Published by Vintage on May 18th 2004
Genres: Fiction, Young Adult
After having this one on my shelf for quite a few years I finally picked it up as my first read for 2016.
Christopher, the protagonist, has a form of autism. He seems brilliant when it comes to numbers and remembering facts; dealing with people and social situations, not so much. The only touch he seems to be able to tolerate is that of an animal – his favorite pet rat or the next door neighbor’s dog – Wellington.
When Christopher discovers Wellington with a garden rake poking out of his fur, he loses it. No one seems to know who or why Wellington was murdered. So Christopher takes it on himself to detect the culprit. His favorite storybook character is Sherlock Holmes. Christopher uses Holmes’ methods of deduction and reasoning to investigate Wellington’s death.

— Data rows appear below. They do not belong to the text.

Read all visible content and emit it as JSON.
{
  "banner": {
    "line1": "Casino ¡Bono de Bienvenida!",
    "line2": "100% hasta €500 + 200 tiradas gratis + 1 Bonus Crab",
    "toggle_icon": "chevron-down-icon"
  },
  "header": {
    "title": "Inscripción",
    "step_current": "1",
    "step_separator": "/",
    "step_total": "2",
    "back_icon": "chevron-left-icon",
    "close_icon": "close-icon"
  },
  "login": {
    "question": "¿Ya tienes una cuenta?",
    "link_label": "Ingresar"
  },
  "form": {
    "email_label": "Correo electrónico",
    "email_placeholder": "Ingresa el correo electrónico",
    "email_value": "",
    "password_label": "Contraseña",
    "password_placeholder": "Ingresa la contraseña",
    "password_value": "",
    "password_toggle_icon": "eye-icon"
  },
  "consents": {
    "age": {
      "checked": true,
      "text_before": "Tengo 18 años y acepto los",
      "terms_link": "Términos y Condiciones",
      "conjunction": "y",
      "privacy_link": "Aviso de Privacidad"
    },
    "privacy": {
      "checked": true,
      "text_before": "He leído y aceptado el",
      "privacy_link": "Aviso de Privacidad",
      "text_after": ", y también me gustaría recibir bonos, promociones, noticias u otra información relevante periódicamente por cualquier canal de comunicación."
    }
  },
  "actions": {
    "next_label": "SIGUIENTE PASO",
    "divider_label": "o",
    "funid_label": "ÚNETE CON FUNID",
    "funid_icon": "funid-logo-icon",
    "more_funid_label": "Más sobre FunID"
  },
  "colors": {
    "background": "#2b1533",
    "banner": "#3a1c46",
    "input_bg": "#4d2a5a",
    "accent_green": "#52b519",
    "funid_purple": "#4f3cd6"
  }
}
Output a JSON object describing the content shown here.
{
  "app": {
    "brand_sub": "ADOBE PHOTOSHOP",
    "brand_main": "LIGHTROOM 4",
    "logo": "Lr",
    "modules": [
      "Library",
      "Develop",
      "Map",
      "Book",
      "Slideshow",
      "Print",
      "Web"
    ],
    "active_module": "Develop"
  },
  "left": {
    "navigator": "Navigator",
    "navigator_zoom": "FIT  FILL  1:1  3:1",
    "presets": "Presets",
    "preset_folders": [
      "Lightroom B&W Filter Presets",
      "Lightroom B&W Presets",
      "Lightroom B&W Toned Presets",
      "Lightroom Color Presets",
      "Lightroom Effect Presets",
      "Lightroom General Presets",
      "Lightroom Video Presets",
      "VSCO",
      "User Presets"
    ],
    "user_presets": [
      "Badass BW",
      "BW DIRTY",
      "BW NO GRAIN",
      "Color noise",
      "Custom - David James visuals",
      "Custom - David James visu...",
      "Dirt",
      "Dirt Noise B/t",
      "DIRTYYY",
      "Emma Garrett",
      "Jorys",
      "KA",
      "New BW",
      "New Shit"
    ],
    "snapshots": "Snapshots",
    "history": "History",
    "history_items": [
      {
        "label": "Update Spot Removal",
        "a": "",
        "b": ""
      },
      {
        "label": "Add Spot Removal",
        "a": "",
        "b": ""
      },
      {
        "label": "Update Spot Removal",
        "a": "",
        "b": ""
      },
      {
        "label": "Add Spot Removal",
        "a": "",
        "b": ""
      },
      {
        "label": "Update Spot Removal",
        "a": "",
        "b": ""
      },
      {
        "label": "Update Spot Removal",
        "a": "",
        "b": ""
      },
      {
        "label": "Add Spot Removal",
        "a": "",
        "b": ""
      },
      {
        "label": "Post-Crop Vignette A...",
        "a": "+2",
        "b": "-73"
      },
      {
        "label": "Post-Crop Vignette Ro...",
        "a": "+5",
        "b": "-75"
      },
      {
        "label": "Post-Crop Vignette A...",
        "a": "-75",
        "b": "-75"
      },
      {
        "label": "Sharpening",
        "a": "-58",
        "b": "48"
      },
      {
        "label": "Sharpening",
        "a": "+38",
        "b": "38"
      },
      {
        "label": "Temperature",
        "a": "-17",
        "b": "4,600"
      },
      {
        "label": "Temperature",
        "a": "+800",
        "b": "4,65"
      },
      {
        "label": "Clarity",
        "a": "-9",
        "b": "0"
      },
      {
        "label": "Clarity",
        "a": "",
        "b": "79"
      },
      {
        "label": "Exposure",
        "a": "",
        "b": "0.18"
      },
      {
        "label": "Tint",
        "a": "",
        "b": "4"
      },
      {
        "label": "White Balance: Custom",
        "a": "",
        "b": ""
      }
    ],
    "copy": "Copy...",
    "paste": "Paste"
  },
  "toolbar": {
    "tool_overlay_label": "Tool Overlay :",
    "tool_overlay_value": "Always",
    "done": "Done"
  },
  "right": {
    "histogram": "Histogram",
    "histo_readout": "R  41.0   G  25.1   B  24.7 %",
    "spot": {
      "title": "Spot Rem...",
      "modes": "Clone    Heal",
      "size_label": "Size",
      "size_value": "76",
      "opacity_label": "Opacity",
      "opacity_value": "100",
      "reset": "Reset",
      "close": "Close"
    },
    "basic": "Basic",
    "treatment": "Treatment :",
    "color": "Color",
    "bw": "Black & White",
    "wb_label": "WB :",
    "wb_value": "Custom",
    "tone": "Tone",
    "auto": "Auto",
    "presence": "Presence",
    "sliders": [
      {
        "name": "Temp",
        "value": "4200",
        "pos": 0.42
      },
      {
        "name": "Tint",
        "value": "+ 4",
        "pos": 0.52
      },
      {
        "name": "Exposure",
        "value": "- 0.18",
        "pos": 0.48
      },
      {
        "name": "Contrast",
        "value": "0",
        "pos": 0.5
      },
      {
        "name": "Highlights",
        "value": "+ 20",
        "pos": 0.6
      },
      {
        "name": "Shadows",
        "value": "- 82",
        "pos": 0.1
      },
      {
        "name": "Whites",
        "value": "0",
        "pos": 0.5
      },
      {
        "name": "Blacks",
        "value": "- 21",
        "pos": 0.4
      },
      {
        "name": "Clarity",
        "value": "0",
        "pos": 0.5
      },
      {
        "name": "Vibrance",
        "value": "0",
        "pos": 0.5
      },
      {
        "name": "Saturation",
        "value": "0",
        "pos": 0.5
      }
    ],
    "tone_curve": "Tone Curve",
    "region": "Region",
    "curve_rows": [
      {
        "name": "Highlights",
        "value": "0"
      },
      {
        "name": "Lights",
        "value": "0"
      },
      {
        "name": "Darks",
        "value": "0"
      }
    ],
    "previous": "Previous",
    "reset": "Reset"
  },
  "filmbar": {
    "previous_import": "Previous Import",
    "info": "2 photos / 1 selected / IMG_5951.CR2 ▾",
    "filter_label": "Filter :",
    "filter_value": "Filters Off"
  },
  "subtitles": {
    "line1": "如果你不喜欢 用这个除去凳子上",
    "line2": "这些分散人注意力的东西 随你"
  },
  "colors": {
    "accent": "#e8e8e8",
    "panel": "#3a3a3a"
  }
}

Christopher’s world is turned inside out as the progression of his investigation continues. We follow along in his head as he tries to make sense of the senseless. Several paragraphs I had to skip over. Whenever Christopher went off on a mathematical equation my eyes would glaze over and brain would go into a deep, thick fog. But I had to keep reading because the mystery was compelling, the characters heart-breaking and Christopher, whom I wanted to envelope into a long mama hug, could not be touched. To be autistic sounds incredibly difficult, but almost even more so difficult, I think, would be the one to take care of an autistic child. God bless the saints who care for the autistic person.
Recommended for those who enjoyed Flowers for Algernon or Extremely Loud and Incredibly Close.
Have you read this oldie?